In September 2001, I interviewed for the position of learning designer/program manager at a newly forming online university. I was later offered the job, and through the following decade it provided an amazing entree into an educational technology and online learning career.
But one question has always bothered me: If I had been doing the hiring for a learning designer/program manager, would I have offered the position to the 2001 version of myself? Probably not.
The unsettling truth is that the ed tech field is so new, and the state of the art is changing so quickly, that we have not fully developed a system for evaluating and hiring learning technologists.
A master's degree in instructional design (or educational technology or learning technology) increasingly is viewed as a minimum requirement to be considered for positions that involve course design, faculty training and blended or online program development. Instructional design and e-learning programs provide a solid foundation in learning theory, pedagogy and brain science (how people learn), in addition to practical training in course design and effective instructional methods.
That pairing of learning theory with technical competencies is what makes graduates from such programs so attractive. Technologies and e-learning platforms change quickly, but instructional design and technology mostly focus on improving learning. Graduates from quality instructional design programs have a solid background in learning theory and best practices, foundational skills that require sustained study and rigorous training. I'm looking to hire educators first, technologists second.
Despite a strong preference for credentialed instructional designers, we need to be flexible when ascertaining whether a candidate has developed expertise in learning theory beyond a degree, and willing to engage in long conversations with candidates whose credentials don't quite fit the mold.
The gold standard is a candidate who has designed and taught his or her own online course. There is nothing better than getting access to a course from its architect (good learning designers always download their courses and share them on an e-learning platform), evaluating the course design and discussing design choices as well as the designer's overall teaching experience.
A close second to having taught a course is having designed a course taught by somebody else. What I like to see is the actual course, looking not only for the quality of the course design (how well the platform or Web 2.0 tools are used) but also at whether there's a compelling narrative. The creative aspect of course design — where the course has a personality and tells a story — is a terrific indicator of talent and vision.
Absent a long history of observing the skills, abilities and personality types most successful in an ed tech role, we now risk hiring only those candidates whose backgrounds are similar to our own. The time has come for a discussion about how we select top candidates, and what potential hires can do to position themselves to be successful in this growing field.

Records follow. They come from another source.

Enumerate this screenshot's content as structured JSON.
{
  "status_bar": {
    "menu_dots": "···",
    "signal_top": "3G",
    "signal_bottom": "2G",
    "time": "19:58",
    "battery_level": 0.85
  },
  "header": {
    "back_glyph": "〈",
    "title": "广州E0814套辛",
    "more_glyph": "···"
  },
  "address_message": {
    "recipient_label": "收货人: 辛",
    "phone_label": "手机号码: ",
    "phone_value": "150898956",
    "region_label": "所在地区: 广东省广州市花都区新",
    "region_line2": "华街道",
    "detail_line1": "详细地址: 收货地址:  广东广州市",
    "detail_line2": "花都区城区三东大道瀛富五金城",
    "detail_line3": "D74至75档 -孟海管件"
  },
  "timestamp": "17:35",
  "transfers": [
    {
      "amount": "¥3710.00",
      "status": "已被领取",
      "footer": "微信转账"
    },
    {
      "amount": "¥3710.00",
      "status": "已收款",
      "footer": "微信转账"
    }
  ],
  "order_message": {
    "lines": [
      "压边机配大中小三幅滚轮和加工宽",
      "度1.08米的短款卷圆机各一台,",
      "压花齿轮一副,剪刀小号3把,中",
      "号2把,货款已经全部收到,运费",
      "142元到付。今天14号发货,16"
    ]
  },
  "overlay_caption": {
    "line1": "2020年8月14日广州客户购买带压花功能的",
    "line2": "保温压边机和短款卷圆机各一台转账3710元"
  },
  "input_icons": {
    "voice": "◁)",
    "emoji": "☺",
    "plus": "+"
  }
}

There is little doubt the demand for such roles will continue to grow as education follows other information industries to the web and mobile devices, and competition for the best professionals is becoming fierce. It's a good time to talk about what we are looking for.